→ **Exercise directions**
Report each line of the data that has "JSON" somewhere in it.

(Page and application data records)
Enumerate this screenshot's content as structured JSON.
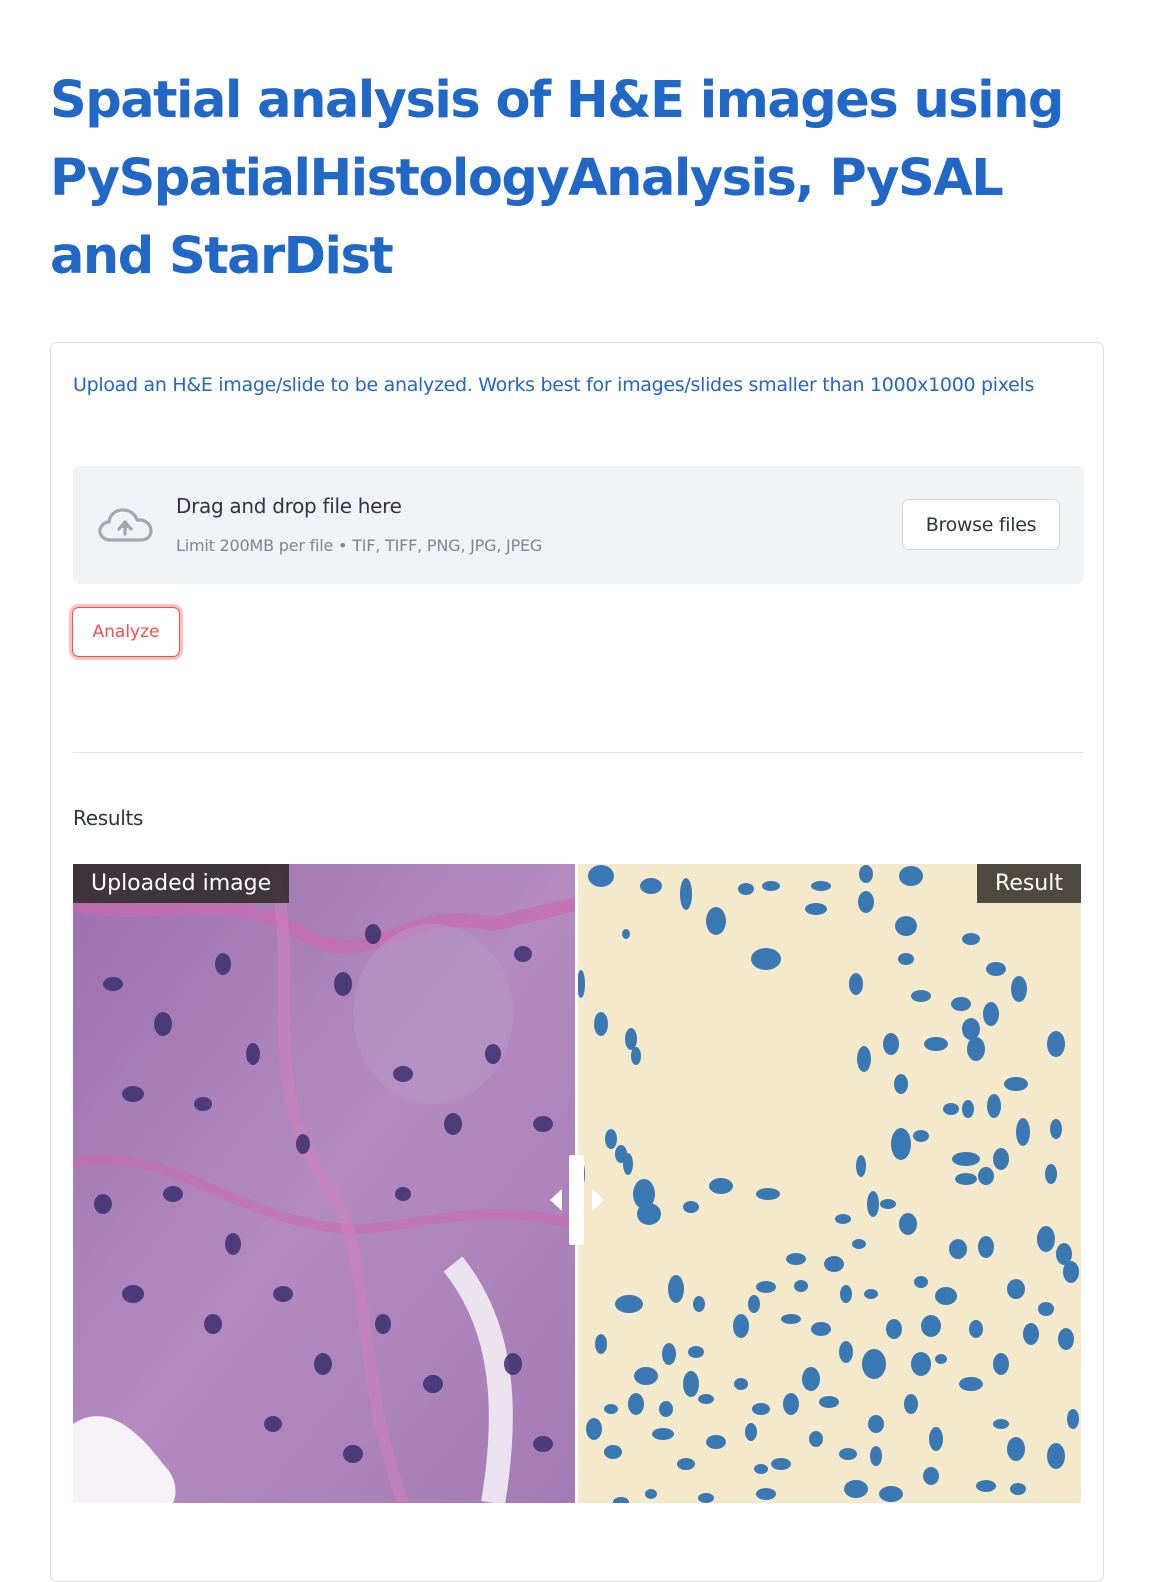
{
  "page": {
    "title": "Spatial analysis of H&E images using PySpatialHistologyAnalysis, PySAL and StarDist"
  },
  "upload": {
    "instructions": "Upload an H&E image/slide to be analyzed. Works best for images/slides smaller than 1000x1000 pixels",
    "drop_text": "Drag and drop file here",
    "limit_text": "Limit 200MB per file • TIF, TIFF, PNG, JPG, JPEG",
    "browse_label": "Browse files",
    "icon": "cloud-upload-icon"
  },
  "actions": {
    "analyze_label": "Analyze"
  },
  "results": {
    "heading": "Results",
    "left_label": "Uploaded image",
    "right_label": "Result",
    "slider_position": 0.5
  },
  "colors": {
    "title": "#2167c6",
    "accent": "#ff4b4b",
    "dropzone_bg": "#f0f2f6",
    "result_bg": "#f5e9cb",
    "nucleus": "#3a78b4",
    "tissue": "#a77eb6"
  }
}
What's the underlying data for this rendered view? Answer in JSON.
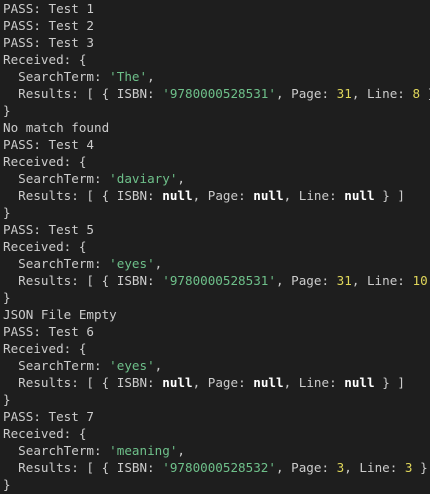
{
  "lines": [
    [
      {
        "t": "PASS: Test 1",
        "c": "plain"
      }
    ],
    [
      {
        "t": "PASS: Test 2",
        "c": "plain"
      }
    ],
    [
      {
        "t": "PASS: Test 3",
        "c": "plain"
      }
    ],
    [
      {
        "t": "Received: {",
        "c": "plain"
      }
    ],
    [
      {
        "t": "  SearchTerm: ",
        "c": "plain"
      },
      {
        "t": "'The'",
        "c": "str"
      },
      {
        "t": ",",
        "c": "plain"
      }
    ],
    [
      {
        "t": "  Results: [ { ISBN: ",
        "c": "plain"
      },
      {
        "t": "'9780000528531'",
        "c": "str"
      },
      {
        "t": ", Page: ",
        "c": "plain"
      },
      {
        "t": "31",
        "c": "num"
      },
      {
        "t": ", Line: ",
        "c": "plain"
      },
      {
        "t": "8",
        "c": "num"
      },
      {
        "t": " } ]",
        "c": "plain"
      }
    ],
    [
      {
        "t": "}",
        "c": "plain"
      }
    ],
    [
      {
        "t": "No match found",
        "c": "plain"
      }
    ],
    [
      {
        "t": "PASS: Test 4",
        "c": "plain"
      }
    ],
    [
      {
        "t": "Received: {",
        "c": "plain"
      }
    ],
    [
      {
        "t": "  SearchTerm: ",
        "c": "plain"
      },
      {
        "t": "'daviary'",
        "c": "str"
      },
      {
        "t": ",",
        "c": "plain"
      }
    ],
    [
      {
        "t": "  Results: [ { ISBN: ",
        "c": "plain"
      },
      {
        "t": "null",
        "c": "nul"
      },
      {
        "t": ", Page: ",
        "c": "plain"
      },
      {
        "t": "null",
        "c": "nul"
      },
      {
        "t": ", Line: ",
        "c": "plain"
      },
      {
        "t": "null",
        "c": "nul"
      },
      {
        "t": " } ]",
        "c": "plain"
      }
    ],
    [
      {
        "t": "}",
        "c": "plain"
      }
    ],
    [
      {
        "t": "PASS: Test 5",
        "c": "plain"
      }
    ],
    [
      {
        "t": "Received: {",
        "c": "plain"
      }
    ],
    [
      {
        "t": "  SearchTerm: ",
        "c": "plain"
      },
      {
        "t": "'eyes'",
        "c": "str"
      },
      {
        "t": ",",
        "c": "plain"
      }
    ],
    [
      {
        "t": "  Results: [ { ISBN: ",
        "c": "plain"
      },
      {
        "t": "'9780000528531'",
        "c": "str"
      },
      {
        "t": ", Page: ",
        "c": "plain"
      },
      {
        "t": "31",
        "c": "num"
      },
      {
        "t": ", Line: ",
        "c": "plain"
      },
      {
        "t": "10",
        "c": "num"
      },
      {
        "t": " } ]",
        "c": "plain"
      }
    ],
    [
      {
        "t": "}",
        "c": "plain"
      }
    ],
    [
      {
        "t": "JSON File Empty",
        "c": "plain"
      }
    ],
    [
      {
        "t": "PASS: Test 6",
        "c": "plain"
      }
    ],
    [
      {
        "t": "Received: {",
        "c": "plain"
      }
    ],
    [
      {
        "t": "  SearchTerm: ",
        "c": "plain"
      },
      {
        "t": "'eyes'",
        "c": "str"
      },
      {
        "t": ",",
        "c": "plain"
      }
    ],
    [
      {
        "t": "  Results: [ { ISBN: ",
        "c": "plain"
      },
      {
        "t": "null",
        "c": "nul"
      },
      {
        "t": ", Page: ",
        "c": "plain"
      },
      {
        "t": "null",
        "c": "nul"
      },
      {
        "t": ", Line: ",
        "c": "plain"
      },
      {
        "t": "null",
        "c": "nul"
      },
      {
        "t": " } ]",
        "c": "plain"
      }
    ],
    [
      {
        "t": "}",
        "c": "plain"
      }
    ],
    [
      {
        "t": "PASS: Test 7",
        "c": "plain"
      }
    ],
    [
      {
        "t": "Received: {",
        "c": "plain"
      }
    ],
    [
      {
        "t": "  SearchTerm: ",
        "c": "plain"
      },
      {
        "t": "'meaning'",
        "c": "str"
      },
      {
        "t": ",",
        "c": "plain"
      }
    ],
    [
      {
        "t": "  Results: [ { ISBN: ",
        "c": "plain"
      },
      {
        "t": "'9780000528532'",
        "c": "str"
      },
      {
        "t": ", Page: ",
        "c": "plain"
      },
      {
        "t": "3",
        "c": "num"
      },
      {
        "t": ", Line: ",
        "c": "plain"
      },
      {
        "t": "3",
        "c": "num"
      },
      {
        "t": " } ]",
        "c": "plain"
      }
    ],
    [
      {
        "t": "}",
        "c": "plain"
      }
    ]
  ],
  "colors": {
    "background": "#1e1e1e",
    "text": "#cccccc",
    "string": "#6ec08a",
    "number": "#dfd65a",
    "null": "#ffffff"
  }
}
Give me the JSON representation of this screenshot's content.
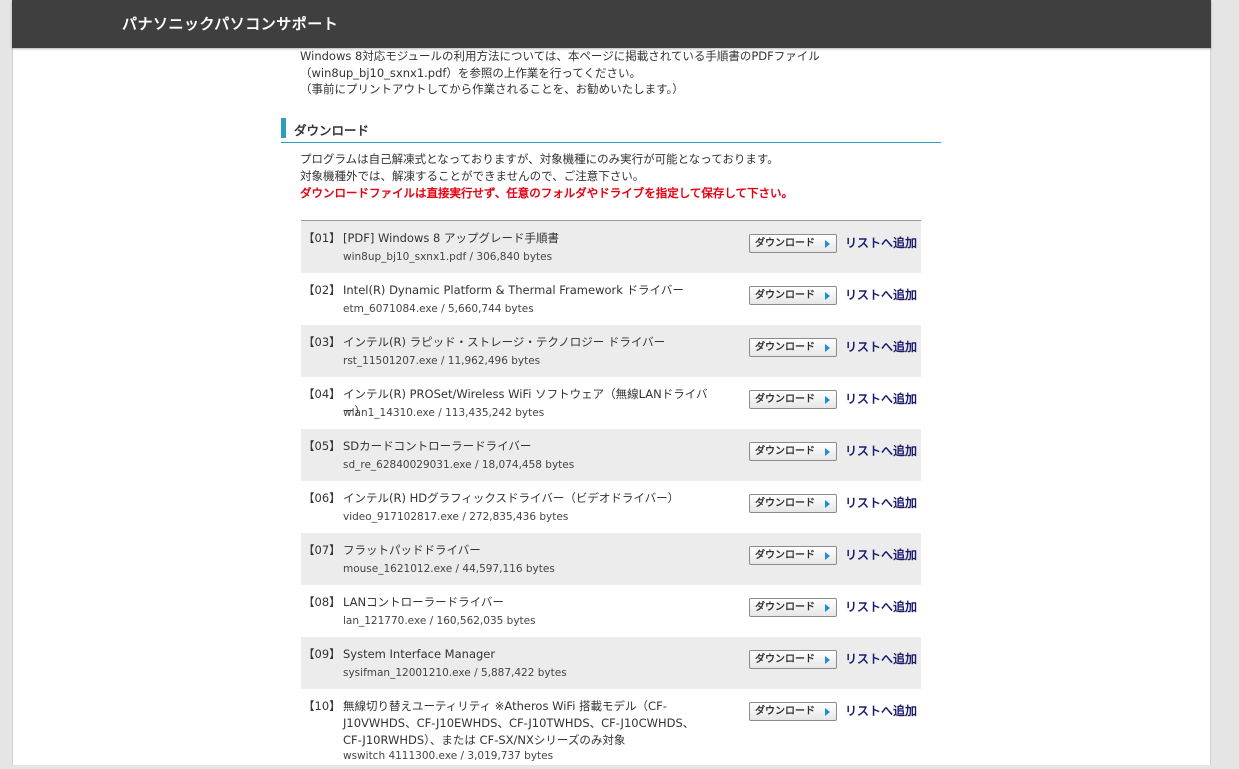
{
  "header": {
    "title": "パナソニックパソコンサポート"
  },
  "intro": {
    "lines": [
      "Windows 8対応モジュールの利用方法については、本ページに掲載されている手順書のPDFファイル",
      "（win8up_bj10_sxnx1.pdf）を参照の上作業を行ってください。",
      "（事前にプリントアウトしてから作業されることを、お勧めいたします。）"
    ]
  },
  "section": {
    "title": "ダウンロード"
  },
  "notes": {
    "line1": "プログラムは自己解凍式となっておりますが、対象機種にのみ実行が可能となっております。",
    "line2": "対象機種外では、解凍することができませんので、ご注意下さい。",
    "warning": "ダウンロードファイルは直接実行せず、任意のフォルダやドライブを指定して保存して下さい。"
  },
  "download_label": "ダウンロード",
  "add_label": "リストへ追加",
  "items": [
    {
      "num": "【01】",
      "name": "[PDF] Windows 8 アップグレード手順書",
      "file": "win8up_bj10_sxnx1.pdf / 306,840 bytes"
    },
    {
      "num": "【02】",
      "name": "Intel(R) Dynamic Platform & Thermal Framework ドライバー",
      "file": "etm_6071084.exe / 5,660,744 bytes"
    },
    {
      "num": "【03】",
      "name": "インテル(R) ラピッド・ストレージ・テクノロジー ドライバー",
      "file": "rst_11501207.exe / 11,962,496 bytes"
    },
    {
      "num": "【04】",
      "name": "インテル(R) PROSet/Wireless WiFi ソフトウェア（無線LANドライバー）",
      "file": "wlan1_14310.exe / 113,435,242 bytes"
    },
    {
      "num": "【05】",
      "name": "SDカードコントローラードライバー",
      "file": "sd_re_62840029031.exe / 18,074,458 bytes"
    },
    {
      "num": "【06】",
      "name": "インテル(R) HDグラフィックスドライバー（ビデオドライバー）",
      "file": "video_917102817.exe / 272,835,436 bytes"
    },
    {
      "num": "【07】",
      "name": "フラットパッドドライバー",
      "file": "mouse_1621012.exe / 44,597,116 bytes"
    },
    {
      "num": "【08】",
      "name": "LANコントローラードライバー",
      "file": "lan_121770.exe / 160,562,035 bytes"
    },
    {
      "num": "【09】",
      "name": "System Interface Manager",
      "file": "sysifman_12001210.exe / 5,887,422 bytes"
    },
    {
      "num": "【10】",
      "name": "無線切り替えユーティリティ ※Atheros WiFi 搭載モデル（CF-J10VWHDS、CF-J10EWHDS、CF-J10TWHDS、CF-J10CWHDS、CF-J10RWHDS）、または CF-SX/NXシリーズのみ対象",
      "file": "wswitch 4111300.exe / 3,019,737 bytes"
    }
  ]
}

→ **Answer space**
Enumerate this screenshot's content as structured JSON.
What's the underlying data for this rendered view? Answer in JSON.
        "t": "JSON File Empty",
Give me the JSON representation of this screenshot's content.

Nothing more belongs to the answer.